RA: Yes, sir, and I wish he’d win it. I very much enjoyed working with him. He’s a terrific actor.
CF: Son, you’re too good and far too modest. They’ll walk over you in this hell of a town. This is L.A., man! You’ve got to be though, you need to devious and sly. If you want that statuette, that is.
RA: (sighs deeply) Well, yes, sir. You’re not the first one to tell me that. I repeatedly and constantly have to fight against this shy side I seem to have. It’s bloody annoying, I tell you!
CF: (raises a well-shaped eyebrow) Shy? How can you be shy? You’re an actor, for Christ’s sake! You can’t be shy!

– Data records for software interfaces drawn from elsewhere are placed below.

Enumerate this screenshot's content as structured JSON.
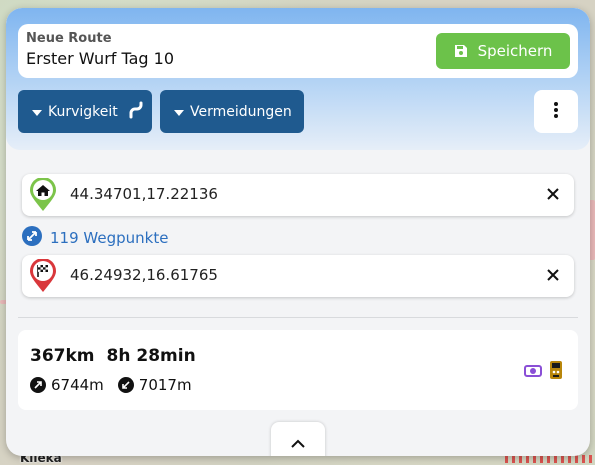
{
  "map": {
    "place_label": "Klieka"
  },
  "route": {
    "name_label": "Neue Route",
    "name_value": "Erster Wurf Tag 10",
    "save_label": "Speichern"
  },
  "options": {
    "curviness_label": "Kurvigkeit",
    "avoid_label": "Vermeidungen"
  },
  "waypoints": {
    "start": "44.34701,17.22136",
    "count_label": "119 Wegpunkte",
    "end": "46.24932,16.61765"
  },
  "summary": {
    "distance": "367km",
    "duration": "8h 28min",
    "ascent": "6744m",
    "descent": "7017m"
  },
  "colors": {
    "save": "#6cc24a",
    "primary": "#1f5a8f",
    "link": "#2c6fbf",
    "start_pin": "#7cc44a",
    "end_pin": "#d9373b",
    "toll": "#8a4fd6",
    "road_sign": "#b8860b"
  },
  "icons": [
    "save-icon",
    "caret-down-icon",
    "curve-icon",
    "more-vertical-icon",
    "home-pin-icon",
    "flag-pin-icon",
    "close-icon",
    "expand-arrows-icon",
    "ascent-arrow-icon",
    "descent-arrow-icon",
    "toll-icon",
    "road-type-icon",
    "chevron-up-icon"
  ]
}
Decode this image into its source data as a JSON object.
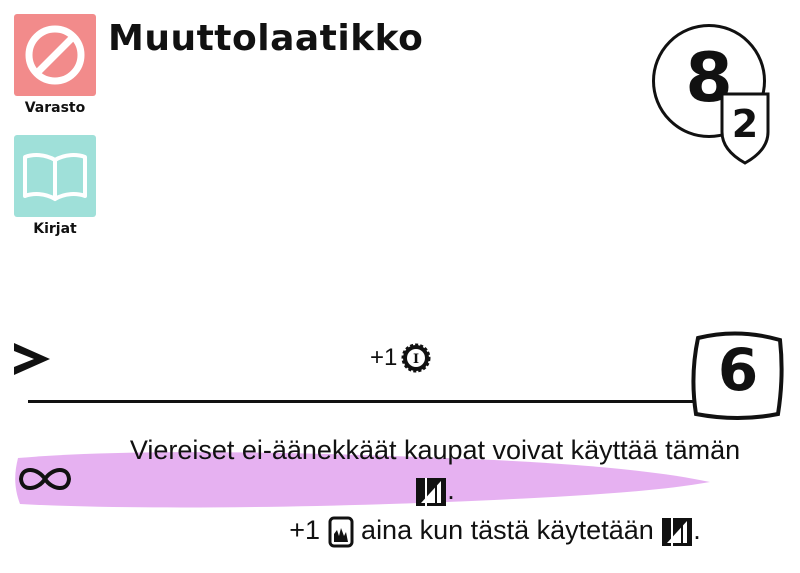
{
  "tags": [
    {
      "label": "Varasto",
      "icon": "no-entry-icon",
      "color": "#f28b8b"
    },
    {
      "label": "Kirjat",
      "icon": "open-book-icon",
      "color": "#9fe0d9"
    }
  ],
  "card": {
    "title": "Muuttolaatikko",
    "cost": "8",
    "secondary_cost": "2",
    "trigger_icon": "chevron-right-icon",
    "bonus_text": "+1",
    "bonus_icon": "coin-icon",
    "victory_points": "6",
    "highlight_color": "#e3a8f0",
    "ability": {
      "icon": "infinity-icon",
      "line1": "Viereiset ei-äänekkäät kaupat voivat käyttää tämän",
      "line2_suffix": ".",
      "line3_prefix": "+1",
      "line3_mid": "aina kun tästä käytetään",
      "line3_suffix": "."
    }
  }
}
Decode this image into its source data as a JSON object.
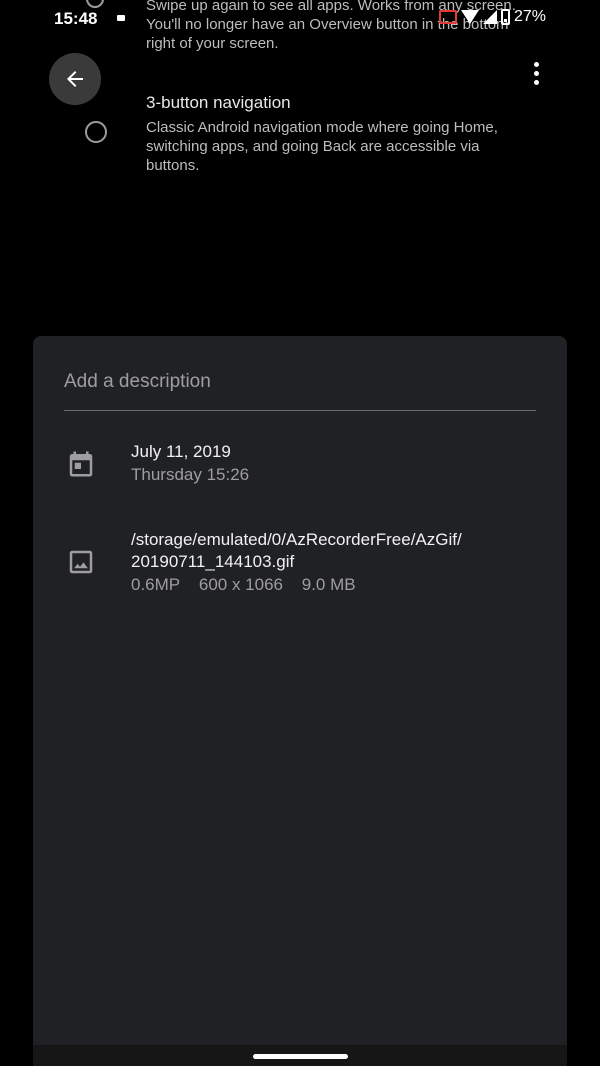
{
  "status_bar": {
    "time": "15:48",
    "battery": "27%",
    "icons": [
      "cast-icon",
      "wifi-icon",
      "signal-icon",
      "battery-icon"
    ]
  },
  "background_page": {
    "partial_text": "Swipe up again to see all apps. Works from any screen. You'll no longer have an Overview button in the bottom right of your screen.",
    "option_title": "3-button navigation",
    "option_desc": "Classic Android navigation mode where going Home, switching apps, and going Back are accessible via buttons."
  },
  "toolbar": {
    "back_icon": "arrow-back-icon",
    "more_icon": "more-vert-icon"
  },
  "info_sheet": {
    "description_placeholder": "Add a description",
    "date": {
      "icon": "calendar-icon",
      "primary": "July 11, 2019",
      "secondary": "Thursday 15:26"
    },
    "file": {
      "icon": "image-icon",
      "path_line1": "/storage/emulated/0/AzRecorderFree/AzGif/",
      "path_line2": "20190711_144103.gif",
      "megapixels": "0.6MP",
      "dimensions": "600 x 1066",
      "size": "9.0 MB"
    }
  },
  "colors": {
    "sheet_background": "#202124",
    "text_primary": "#f1f1f1",
    "text_secondary": "#9e9e9e",
    "cast_accent": "#e53935"
  }
}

RA: Well, I am. It’s a bloody nuisance but there it is. Though I must say I’m getting bolder since I work with Peter and the other Aussies. They are fantastic people, you know. I didn’t really know the Aussies until now and it’s a marvellous experience, I tell you.
CF: Yeah, I know what you mean. I was the same with the Americans but since I work here, I kind of have grown very fond of the Yanks. They’re so much more pleasant and lively than us Brits.
RA: So you say, sir, so you say … I’ve yet to experience it although they were very patient with me during the ‘Captain America’ shootings. What with my hydrophobia and all …
CF: (shaking his distinguished head and tusking) Well, son, I can see you’re still a long way from home. But … I see the usher is scanning the corridors. The moment is upon us, boy! Come on, face it like a true Englishman!
Side by side, the two marvellously handsome actors disappear into the great hall …